- _What to work on_
Copy out each line featuring the string "File" from the entries beneath.

Segment Start: Materials provided

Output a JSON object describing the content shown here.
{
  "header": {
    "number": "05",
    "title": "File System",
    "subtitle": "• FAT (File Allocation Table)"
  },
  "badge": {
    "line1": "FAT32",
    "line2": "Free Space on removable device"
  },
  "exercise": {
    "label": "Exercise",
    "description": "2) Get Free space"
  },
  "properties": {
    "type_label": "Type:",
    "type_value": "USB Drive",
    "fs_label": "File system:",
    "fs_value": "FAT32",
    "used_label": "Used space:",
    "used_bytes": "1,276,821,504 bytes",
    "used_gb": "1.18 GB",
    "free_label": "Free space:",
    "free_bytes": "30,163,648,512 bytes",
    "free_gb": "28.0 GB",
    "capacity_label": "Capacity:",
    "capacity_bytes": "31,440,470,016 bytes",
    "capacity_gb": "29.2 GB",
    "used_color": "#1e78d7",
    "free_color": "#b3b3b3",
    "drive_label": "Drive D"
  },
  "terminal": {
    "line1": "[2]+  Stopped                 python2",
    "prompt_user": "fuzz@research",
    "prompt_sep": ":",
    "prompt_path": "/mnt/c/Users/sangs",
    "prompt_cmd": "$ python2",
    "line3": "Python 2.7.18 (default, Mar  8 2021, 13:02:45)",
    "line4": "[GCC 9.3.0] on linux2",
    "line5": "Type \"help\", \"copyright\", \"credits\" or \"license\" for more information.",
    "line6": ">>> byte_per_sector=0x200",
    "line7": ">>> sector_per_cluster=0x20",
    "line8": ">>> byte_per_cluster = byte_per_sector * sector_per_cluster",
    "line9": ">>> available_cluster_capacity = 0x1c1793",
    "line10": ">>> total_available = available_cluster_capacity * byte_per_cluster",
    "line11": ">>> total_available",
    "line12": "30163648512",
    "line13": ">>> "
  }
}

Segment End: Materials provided

- _Answer to the exercise_
    "title": "File System",
    "subtitle": "• FAT (File Allocation Table)"
    "fs_label": "File system:",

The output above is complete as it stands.